Article Text

Download PDFPDF
Red flags or red herrings? Redefining the role of red flags in low back pain to reduce overimaging
  1. Gilat L Grunau1,
  2. Ben Darlow2,
  3. Timothy Flynn3,
  4. Kieran O’Sullivan4,
  5. Peter B O’Sullivan5,
  6. Bruce B Forster1
  1. 1 Department of Radiology, University of British Columbia, Vancouver, British Columbia, Canada
  2. 2 Department of Primary Health Care and General Practice, University of Otago, Wellington, New Zealand
  3. 3 School of Physical Therapy, South College, Knoxville, TN, USA
  4. 4 Department of Clinical Therapies, University of Limerick, Limerick, Ireland
  5. 5 Department of Physiotherapy and Exercise Therapy, Curtin University, Perth, Australia
  1. Correspondence to Dr Gilat L Grunau, Department of Radiology, University of British Columbia, 3350-950 W 10th Avenue, Vancouver, BC, Canada; gilat{at}

Statistics from

Request Permissions

If you wish to reuse any or all of this article please use the link below which will take you to the Copyright Clearance Center’s RightsLink service. You will be able to get a quick price and instant permission to reuse the content in many different ways.

Low back pain is the leading cause of years lived with disability and the second most common reason for a physician visit.1 Although its prevalence has not changed, imaging for low back pain and the cost of its management have continued to increase.
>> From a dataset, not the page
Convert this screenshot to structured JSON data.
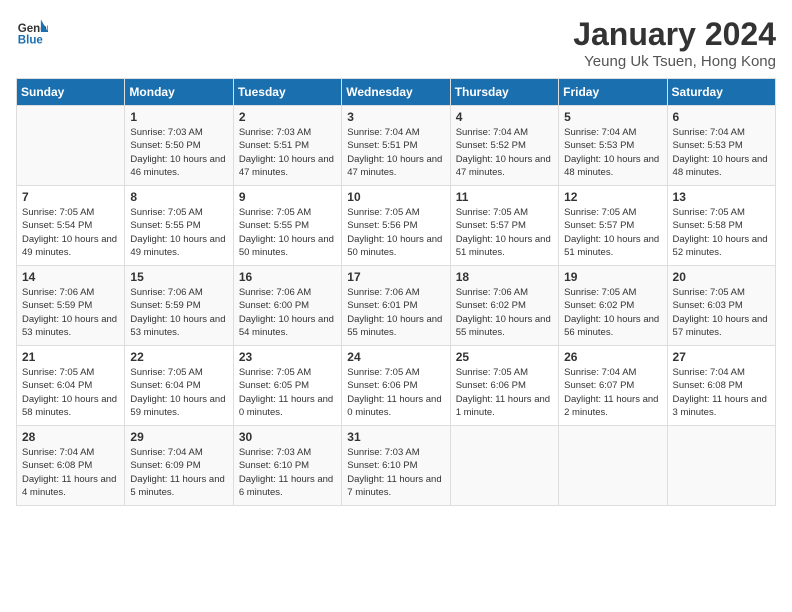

For example, in a US study 9.6% of all patients with low back pain had a CT or MRI in 2006 compared with 3.2% in 2002.1

Lumbar imaging is of low yield in the general population presenting with low back pain, as the majority of cases are self-limited and benign. In a previous editorial,2 we discussed the negative effects of inappropriate imaging such as subsequent additional downstream testing, additional imaging, invasive diagnostic procedures and unwarranted patient fear and anxiety leading to poorer outcomes, with concomitant cost and radiation exposure.

Lumbar imaging is indicated when serious pathology is suspected and red flags are an accepted method for identifying when such pathology …

View Full Text


  • Competing interests None declared.

  • Provenance and peer review Not commissioned; externally peer reviewed.

Linked Articles